At the corner of Church and Market, on the south side of the street, was a small restaurant we just called “the sushi hole.” It had a real name in Japanese, but no one used it.
Zen koans are full of mean waitresses.
The young monk asks the tea lady: Can I order some cookies and macha?
She says: Show me the self that is hungry and you can have cookies and tea.
He stands there like the doofus he is, mute.
At the sushi hole, there was the fierce looking chef behind the bar and the small bossy proprietress in front. There was usually a wait to get in, but a short one. They were fast. Sometimes you didn’t get what you ordered. You might want yellowfin, but they’d serve the catch of the day. Or the proprietress would decide you “needed” something in particular.
One day when I was having a late lunch and the place was quiet she said to me: “What you do?” She practically yelled. It didn’t sound like ordinary chit-chat.

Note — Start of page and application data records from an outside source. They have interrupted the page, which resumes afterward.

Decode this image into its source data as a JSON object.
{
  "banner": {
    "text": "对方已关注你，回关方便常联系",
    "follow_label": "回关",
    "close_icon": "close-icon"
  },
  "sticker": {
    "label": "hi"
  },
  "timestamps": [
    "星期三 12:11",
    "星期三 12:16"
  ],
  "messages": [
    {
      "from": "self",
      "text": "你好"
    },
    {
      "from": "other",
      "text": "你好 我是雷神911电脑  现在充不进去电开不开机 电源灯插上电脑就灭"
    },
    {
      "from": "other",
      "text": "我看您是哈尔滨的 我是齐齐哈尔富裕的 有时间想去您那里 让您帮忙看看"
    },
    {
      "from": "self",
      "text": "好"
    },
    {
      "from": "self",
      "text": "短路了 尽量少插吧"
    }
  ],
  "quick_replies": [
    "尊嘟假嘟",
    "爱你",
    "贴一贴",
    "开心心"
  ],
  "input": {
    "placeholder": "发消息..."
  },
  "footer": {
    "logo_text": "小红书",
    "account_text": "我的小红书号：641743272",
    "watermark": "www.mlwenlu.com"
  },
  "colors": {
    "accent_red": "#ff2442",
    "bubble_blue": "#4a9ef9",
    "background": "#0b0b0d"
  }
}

Good question. I hadn’t the slightest idea. I had a small massage practice, mostly Zen students with sciatica. All I’d ever wanted was a boyfriend and now I had a serious one—a husband, actually. I wanted to be a poet and I certainly was trying—writing, reading, avoiding a suburban life.
“You!” Now she was yelling. “Concentrate!” At the time I thought she was noticing how much I was trying to focus. But as time passed, it see med more and more like advice.
Thirty-five years later I was sitting on the floor in the great Narita train station outside Tokyo. I was sobbing. I had just arrived in Japan and was jet-lagged. I was starving and had to pee but had been told “stay with the luggage” by my daughter and son-in-law, who were my guides on this trip. I was beyond culture-shocked.
My daughter Isabel found me, and in one look ascertained the situation. “I’m going to get you some little sandwiches,” she said in a coaxing voice. “I have yen from my last trip so I’ll do that right now, before I change my money. Nice little sandwiches, you’ll like them. With no crust. They come in packages of three. Do you want egg salad? It comes with cheese and pimento ones.”
I had taken the self who was hungry half way around the world. Maybe I still couldn’t show it, but the person I had fed as a baby could see it.
“Yes,” I said.
The sandwiches of course were delicious.